No Contest vs. Guilty Pleas

Defendants who plead no contest will be treated in the same manner as defendants who plead guilty. They will have criminal convictions on their records and will be sentenced by the judge. The main difference between the two pleas is a defendant who pleads no contest is not admitting guilt. This may not seem like much, but it is incredibly beneficial for defendants who may face civil cases in the future.

For example, let’s say a man is driving while under the influence of alcohol and crashes into another vehicle, injuring the driver inside. An officer arrives at the scene shortly after the crash and charges the man with DUI. In this scenario, the man may face a criminal case for violating the law and a civil case for injuring the other driver. If he pleads guilty, the injured driver can use this against him in the civil case. But if he pleads no contest, the injured driver may have a harder time proving he was intoxicated and negligent at the time of the crash.

When to Plead No Contest

It’s strongly recommended that you do not enter a plea without talking to a criminal defense attorney first. If you are asked to plead no contest as part of a plea deal, do not agree to do so before talking about your options with an attorney. Many people think that pleading no contest will help them avoid some of the potential penalties of a criminal conviction, but that’s not the case. It’s important to understand the consequences of pleading no contest and how they will affect your future before making this decision.

If you are facing criminal charges, seek legal representation from the criminal defense attorneys at Reisch Law Firm today.
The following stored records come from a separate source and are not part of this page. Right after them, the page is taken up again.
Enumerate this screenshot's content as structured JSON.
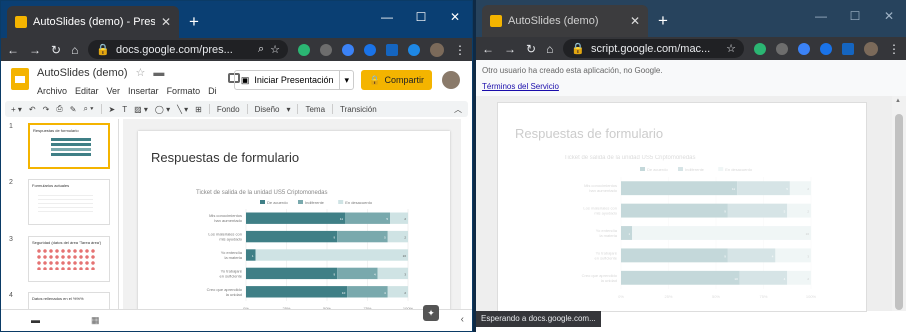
{
  "left_window": {
    "tab_title": "AutoSlides (demo) - Presentacion...",
    "url": "docs.google.com/pres...",
    "doc_title": "AutoSlides (demo)",
    "menus": [
      "Archivo",
      "Editar",
      "Ver",
      "Insertar",
      "Formato",
      "Di"
    ],
    "present_label": "Iniciar Presentación",
    "share_label": "Compartir",
    "edit_toolbar": [
      "Fondo",
      "Diseño",
      "Tema",
      "Transición"
    ],
    "thumbnails": [
      {
        "num": "1",
        "title": "Respuestas de formulario"
      },
      {
        "num": "2",
        "title": "Formularios actuales"
      },
      {
        "num": "3",
        "title": "Seguridad (datos del área 'Tarea área')"
      },
      {
        "num": "4",
        "title": "Datos rellenados en el %%%"
      }
    ],
    "slide_title": "Respuestas de formulario"
  },
  "right_window": {
    "tab_title": "AutoSlides (demo)",
    "url": "script.google.com/mac...",
    "notice": "Otro usuario ha creado esta aplicación, no Google.",
    "terms_link": "Términos del Servicio",
    "slide_title": "Respuestas de formulario",
    "status_text": "Esperando a docs.google.com..."
  },
  "chart_data": {
    "type": "bar",
    "title": "Ticket de salida de la unidad US5 Criptomonedas",
    "legend": [
      "De acuerdo",
      "Indiferente",
      "En desacuerdo"
    ],
    "categories": [
      "Mis conocimientos han aumentado",
      "Los materiales con mis ayudado",
      "Yo entendía la materia",
      "Yo trabajaré en suficiente",
      "Creo que aprendido la unidad"
    ],
    "series": [
      {
        "name": "De acuerdo",
        "values": [
          11,
          9,
          1,
          9,
          10
        ]
      },
      {
        "name": "Indiferente",
        "values": [
          5,
          5,
          0,
          4,
          4
        ]
      },
      {
        "name": "En desacuerdo",
        "values": [
          2,
          2,
          16,
          3,
          2
        ]
      }
    ],
    "xticks": [
      "0%",
      "25%",
      "50%",
      "75%",
      "100%"
    ],
    "colors": [
      "#3f7f86",
      "#79a9ad",
      "#cfe3e4"
    ]
  }
}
We will thoroughly review the details of your case and help you make the best decisions for your future. Schedule a free consultation today by calling 303-291-0555 or filling out this online form.